You can also take some medications that might be able to help with symptoms of NDI. It is a lot harder to treat, so they are not guarantees. Michael Dansinger states, “Other medicines may improve the symptoms. These include indomethacin (Indocin), and diuretics like hydrochlorothiazide (Microzide) or amiloride (Moduretic 5-50)” (Dansinger, 2016).
Talk to your healthcare provider about some of these medications to see if they would be right for you to take.
With gestational diabetes insipidus, GDI, doctors prescribe desmopressin in most scenarios. However, nothing will be prescribed if it caused by an abnormality with thirst (Mayo Clinic, 2016).
It is very important to manage the amount of fluids you intake into your body. You need to prevent dehydration. If you do not prevent it, this can lead to serious symptoms and possibly death.
If your diabetes insipidus was caused due to a mental disorder, then treating the condition might help lower side effects as well.
Discuss treatments with your doctor, so you can take control of this condition. There is no cure, but there are a lot of treatments to help you mange diabetes insipidus well.
Dansinger, M. (2016). What is diabetes insipidus?. WebMd. Retrieved from http://www.webmd.com/diabetes/guide/what-is-diabetes-insipidus#1

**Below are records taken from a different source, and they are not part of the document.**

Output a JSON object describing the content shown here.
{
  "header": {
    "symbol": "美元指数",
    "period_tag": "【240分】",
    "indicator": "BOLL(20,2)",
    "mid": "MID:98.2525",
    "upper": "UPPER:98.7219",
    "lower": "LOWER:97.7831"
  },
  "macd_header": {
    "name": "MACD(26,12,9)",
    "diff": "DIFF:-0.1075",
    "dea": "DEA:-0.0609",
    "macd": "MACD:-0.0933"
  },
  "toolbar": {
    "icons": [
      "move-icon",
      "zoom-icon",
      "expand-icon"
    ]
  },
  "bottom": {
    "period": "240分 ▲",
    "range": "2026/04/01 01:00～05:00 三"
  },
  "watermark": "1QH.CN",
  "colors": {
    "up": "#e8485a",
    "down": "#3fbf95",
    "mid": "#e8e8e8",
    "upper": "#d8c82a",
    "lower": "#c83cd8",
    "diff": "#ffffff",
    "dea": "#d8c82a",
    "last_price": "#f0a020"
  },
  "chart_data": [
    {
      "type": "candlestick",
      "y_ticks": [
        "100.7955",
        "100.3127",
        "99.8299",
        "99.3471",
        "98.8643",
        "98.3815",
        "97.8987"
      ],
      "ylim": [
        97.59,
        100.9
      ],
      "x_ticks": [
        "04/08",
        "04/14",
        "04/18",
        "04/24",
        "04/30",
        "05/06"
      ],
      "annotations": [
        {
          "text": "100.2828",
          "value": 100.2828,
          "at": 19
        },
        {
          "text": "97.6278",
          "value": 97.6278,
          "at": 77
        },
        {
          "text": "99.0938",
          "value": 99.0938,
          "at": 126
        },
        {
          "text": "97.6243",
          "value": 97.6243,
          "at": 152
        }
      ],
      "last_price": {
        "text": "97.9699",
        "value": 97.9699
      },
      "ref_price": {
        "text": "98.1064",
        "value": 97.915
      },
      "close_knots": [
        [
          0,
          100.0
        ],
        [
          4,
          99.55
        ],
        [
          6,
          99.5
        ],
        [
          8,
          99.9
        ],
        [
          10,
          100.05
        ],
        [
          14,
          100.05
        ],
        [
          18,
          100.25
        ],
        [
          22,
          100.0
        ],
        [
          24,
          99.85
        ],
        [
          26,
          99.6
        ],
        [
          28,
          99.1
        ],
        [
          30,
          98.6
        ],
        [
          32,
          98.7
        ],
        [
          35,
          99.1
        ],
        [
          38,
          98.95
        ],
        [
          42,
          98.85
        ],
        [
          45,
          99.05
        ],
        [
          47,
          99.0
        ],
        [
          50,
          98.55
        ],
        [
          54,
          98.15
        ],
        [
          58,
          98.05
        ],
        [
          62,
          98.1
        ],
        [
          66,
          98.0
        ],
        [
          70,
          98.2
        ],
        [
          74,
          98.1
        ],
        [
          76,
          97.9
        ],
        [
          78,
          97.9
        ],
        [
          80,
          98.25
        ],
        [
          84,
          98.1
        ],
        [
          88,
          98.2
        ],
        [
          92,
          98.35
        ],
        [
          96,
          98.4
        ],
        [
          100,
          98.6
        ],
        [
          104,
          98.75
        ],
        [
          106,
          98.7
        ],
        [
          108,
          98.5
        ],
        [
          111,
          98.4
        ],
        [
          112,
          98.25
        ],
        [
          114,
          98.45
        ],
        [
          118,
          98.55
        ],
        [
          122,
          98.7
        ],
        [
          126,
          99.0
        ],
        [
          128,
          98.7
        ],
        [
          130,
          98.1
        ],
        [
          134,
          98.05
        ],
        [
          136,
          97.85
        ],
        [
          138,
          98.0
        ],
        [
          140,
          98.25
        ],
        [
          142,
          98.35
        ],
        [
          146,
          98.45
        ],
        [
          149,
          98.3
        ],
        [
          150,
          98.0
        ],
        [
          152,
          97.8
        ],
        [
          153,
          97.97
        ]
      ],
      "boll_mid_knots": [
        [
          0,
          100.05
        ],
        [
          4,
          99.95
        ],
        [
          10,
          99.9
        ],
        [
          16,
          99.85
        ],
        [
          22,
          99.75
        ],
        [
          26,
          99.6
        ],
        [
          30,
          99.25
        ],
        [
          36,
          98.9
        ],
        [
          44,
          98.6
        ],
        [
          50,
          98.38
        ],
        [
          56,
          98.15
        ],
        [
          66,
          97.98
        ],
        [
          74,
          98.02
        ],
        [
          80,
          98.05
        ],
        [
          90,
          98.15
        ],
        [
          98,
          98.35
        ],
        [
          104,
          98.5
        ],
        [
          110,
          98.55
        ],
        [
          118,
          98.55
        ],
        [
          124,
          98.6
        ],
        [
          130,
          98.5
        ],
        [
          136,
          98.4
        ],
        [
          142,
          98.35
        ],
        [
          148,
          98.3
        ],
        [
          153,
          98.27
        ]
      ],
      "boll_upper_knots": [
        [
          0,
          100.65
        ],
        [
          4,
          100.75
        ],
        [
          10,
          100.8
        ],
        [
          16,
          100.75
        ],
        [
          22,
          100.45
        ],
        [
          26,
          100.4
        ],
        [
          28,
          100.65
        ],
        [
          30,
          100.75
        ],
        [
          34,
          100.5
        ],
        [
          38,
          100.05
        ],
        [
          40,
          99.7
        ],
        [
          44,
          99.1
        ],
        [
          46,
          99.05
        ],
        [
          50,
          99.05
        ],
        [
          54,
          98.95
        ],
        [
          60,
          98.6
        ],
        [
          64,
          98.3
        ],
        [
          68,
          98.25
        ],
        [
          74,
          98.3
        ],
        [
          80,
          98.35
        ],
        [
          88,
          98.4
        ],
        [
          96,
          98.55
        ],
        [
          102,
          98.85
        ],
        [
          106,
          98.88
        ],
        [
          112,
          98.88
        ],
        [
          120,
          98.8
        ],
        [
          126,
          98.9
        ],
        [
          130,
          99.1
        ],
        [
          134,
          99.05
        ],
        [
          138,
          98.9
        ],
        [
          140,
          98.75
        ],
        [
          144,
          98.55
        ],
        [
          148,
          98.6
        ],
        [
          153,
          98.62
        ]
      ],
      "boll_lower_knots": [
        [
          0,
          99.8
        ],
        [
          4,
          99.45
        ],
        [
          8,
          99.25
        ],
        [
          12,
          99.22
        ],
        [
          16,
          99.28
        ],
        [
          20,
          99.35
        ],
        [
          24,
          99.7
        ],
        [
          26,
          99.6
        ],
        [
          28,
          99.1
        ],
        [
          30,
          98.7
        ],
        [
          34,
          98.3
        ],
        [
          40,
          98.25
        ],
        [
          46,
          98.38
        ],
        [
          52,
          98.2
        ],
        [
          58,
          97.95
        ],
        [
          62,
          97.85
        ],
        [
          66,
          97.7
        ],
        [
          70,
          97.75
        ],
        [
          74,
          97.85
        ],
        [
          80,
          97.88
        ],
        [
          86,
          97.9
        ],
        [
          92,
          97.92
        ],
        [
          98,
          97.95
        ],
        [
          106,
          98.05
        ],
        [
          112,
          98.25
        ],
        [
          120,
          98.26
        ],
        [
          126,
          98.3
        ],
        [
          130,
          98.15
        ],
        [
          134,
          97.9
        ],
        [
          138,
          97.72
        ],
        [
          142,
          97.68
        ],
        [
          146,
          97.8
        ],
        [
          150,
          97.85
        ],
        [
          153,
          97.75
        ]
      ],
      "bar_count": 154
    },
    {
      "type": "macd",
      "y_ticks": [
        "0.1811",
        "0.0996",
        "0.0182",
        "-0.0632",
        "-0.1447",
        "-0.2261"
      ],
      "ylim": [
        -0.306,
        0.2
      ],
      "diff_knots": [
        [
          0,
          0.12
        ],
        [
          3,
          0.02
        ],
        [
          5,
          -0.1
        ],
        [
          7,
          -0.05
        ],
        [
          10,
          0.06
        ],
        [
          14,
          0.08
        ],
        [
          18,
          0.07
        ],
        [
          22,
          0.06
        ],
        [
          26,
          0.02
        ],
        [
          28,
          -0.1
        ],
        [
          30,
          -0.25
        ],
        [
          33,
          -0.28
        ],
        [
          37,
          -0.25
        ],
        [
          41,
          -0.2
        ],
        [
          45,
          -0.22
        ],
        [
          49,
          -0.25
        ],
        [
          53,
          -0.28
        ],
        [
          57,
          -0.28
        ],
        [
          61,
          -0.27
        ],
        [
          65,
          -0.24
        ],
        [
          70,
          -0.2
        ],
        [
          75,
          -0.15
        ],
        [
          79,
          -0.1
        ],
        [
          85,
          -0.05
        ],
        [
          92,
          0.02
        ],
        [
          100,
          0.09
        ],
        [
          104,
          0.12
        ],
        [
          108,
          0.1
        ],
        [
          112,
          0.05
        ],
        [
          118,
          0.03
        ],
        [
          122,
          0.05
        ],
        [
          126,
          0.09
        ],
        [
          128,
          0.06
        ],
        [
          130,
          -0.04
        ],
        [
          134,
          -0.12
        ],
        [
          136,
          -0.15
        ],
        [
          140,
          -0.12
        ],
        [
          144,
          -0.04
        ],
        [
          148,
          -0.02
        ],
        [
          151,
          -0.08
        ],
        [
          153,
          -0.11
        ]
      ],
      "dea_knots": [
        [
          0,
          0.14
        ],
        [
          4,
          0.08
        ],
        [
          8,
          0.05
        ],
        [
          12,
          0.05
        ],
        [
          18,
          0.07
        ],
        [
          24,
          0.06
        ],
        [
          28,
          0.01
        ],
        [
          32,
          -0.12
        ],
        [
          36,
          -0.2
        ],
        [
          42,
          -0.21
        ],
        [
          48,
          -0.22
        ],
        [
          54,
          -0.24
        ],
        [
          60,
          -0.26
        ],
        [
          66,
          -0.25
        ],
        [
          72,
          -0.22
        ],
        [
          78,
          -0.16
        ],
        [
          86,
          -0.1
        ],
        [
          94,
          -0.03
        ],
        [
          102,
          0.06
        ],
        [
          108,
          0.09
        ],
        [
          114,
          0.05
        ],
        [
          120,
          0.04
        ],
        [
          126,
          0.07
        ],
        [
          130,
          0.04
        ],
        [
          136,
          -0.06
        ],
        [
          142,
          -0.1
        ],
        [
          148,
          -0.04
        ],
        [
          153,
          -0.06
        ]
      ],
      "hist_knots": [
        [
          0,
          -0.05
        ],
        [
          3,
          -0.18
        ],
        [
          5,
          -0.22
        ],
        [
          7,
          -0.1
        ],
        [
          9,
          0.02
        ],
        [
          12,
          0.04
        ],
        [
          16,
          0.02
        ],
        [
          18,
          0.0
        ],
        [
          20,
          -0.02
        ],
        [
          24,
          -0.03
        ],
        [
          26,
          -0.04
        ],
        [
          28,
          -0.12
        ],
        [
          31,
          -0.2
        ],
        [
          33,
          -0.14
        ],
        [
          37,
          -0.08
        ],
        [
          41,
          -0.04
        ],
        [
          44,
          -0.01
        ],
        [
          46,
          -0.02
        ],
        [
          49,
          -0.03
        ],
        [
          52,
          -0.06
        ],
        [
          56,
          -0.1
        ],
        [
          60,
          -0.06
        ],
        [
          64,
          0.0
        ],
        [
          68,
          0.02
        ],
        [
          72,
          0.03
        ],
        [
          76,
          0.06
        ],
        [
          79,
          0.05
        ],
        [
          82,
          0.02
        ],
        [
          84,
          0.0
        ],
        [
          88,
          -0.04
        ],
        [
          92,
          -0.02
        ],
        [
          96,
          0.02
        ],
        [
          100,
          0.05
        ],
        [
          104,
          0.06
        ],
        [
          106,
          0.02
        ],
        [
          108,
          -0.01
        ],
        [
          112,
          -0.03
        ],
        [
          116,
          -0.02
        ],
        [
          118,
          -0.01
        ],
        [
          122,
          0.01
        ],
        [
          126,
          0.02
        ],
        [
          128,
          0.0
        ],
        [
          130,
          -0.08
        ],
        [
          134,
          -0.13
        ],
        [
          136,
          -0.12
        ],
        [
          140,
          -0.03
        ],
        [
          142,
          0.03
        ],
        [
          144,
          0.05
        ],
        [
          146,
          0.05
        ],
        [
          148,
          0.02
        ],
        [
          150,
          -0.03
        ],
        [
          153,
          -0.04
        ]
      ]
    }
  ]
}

Mayo Clinic Staff (2016). Diabetes insipidus. Mayo Foundation for Medical Education and Research. Retrieved from http://www.mayoclinic.org/diseases-conditions/diabetes-insipidus/diagnosis-treatment/treatment/txc-20182429